Task objective -
Copy each line that contains the string "Awasthi", taking them from the material.

Data for processing -
-------

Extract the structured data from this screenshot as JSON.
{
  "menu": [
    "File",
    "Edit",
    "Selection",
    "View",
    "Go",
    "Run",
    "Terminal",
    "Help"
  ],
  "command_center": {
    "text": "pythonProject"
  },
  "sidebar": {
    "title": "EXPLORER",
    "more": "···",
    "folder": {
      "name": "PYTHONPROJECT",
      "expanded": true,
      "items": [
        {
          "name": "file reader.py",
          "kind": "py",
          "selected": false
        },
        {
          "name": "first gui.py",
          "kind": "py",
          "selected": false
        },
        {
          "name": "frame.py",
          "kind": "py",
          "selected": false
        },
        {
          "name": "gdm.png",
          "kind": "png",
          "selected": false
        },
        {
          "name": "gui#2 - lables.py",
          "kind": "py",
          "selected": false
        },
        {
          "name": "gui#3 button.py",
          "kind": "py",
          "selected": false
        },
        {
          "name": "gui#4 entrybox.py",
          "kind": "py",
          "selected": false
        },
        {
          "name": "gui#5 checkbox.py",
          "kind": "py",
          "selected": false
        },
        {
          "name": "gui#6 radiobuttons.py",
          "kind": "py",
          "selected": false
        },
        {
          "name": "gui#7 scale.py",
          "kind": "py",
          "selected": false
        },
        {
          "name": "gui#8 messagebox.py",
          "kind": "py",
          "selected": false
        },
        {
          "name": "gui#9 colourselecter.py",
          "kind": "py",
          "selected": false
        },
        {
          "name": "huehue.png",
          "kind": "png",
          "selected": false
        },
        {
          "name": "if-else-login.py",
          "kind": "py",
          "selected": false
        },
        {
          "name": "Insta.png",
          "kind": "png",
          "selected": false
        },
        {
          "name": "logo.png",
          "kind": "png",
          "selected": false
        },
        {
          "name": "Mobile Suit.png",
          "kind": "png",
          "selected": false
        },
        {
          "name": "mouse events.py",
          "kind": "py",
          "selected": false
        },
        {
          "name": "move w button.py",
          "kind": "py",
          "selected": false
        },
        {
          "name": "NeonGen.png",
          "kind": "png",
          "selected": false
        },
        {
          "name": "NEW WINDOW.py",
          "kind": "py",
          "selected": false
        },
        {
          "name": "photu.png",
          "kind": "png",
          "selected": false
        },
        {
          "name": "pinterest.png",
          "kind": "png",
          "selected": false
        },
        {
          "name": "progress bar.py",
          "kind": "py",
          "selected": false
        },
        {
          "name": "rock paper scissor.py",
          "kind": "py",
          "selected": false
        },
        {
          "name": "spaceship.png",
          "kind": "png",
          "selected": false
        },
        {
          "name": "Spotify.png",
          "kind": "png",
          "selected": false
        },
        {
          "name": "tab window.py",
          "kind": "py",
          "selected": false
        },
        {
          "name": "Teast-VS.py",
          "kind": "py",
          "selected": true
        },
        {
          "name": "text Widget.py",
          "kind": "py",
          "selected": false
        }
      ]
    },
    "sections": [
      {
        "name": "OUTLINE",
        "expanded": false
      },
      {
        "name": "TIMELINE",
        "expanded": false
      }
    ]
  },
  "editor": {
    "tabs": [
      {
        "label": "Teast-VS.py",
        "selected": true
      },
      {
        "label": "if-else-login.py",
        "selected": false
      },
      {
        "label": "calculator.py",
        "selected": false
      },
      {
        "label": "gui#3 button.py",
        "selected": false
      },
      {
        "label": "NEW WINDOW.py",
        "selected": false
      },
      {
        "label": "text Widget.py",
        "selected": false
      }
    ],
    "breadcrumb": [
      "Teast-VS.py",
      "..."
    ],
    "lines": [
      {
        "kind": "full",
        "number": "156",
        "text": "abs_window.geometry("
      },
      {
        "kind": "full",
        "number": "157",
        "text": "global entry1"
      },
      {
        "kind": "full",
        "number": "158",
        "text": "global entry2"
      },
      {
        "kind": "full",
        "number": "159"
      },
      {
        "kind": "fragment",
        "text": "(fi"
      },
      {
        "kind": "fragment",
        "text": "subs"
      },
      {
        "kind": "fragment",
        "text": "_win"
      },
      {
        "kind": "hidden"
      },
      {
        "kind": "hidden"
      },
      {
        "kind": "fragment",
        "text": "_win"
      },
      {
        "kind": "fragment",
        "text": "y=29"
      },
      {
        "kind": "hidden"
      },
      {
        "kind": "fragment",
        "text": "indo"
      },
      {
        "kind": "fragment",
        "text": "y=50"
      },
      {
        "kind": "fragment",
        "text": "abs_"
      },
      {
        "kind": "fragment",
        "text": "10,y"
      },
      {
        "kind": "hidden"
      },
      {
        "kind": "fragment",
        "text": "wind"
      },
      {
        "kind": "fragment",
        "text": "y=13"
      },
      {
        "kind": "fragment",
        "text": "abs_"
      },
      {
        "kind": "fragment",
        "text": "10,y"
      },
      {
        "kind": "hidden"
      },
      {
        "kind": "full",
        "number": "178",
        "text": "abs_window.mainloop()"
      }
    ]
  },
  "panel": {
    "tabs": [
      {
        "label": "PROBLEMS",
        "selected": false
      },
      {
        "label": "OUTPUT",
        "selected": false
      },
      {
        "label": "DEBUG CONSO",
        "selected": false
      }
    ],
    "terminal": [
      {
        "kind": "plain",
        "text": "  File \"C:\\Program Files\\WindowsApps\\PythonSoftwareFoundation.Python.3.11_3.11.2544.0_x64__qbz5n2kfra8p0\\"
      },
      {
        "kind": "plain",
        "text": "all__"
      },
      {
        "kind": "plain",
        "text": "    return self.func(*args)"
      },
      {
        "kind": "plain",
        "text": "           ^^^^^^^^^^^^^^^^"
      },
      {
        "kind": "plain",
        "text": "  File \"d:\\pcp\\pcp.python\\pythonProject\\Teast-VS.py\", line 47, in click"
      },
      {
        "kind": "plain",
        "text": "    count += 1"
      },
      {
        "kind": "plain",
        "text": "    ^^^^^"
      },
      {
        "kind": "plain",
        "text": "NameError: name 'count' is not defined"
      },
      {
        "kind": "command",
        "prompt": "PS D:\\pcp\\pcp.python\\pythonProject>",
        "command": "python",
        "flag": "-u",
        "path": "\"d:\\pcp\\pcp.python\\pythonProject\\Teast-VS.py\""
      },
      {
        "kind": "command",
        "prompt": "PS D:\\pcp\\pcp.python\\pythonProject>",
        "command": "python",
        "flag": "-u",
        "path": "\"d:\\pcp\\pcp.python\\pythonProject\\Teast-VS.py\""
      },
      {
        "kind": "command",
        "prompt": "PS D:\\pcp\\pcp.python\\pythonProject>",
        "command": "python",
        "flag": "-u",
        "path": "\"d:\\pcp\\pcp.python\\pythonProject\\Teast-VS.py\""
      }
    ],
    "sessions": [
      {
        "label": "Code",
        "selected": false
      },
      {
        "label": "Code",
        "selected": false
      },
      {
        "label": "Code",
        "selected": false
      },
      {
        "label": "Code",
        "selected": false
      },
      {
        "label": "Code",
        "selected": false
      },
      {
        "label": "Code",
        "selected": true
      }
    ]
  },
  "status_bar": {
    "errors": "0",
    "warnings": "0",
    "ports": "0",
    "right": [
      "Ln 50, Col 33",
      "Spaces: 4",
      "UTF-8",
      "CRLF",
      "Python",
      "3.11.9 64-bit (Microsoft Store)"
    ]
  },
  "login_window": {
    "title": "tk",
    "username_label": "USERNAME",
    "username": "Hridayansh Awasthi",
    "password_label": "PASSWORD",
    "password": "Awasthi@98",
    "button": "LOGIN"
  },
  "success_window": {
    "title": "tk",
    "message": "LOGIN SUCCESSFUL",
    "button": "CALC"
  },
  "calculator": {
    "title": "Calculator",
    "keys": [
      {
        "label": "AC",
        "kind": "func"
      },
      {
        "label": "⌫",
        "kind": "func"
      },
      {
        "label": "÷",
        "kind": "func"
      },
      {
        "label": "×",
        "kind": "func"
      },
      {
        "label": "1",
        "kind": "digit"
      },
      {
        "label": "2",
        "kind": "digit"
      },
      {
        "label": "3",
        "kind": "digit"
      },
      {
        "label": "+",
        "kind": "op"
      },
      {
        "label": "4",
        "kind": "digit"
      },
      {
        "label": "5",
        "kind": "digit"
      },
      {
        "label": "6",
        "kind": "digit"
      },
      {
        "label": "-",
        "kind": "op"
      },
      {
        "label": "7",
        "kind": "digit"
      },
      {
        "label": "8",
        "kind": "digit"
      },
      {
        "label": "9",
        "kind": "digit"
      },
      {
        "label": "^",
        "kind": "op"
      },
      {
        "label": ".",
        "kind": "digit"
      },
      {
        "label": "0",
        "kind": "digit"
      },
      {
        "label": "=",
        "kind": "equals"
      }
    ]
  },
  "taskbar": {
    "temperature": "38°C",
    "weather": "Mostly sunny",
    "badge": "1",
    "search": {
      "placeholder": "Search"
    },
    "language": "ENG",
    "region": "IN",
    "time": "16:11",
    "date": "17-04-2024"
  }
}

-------

Worked solution -
    "username": "Hridayansh Awasthi",
    "password": "Awasthi@98",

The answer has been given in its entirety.